To My Lyre

My Lyre! thou art the bower of my senses,
   Where they may sleep in tuneful visions bound;
These trembling chords shall be their breeze-kissed fences,
   Which are with music’s tendrils warmly wound,
As with some creeping shrub, which sweets dispenses,
   And on each quivering stalk blossoms a sound.
My lyre! thou art the barred prison grate,
   Where shackled melody a bond-maid sleeps,
And taunting breezes as her torturers wait:
   With radiant joy the hapless prisoner peeps
And sings delight, with freedom’s hope elate,
   When some faint hand upon the surface sweeps;
      And still she beats against the prison bars,

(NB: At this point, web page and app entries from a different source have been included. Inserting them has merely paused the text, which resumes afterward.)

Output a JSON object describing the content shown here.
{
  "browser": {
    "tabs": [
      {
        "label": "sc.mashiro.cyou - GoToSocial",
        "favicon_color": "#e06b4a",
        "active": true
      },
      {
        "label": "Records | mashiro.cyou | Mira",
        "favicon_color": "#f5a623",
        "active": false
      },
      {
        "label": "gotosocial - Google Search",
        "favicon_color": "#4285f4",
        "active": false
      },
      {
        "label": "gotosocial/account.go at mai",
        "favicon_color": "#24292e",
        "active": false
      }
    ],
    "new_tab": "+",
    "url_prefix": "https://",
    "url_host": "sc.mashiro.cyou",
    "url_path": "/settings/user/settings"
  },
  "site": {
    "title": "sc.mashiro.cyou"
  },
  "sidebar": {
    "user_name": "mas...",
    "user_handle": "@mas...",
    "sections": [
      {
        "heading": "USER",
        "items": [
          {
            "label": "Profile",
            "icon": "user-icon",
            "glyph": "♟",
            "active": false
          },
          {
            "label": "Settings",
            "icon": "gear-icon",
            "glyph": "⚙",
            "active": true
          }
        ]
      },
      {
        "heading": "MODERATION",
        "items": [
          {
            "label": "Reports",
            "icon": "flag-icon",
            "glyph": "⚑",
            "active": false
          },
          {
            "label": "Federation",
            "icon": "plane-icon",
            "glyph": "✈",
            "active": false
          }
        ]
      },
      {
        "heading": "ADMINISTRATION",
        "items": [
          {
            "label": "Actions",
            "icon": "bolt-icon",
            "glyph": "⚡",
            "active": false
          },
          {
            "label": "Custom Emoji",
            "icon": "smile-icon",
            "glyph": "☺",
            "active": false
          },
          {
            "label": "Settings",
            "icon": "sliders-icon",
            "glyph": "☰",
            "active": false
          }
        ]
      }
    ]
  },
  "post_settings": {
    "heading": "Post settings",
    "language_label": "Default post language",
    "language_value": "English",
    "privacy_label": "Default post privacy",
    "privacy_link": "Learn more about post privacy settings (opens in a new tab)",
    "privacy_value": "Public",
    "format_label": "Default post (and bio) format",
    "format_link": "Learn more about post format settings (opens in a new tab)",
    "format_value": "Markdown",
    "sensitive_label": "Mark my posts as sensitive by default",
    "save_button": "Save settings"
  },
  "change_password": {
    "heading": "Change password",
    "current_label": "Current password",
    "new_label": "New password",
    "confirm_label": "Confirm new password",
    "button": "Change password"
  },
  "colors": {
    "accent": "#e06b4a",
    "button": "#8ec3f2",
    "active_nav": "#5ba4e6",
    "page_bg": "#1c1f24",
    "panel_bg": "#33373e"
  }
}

      Till brooding silence comes and smothers her pert jars.

[Kelsall, 1851]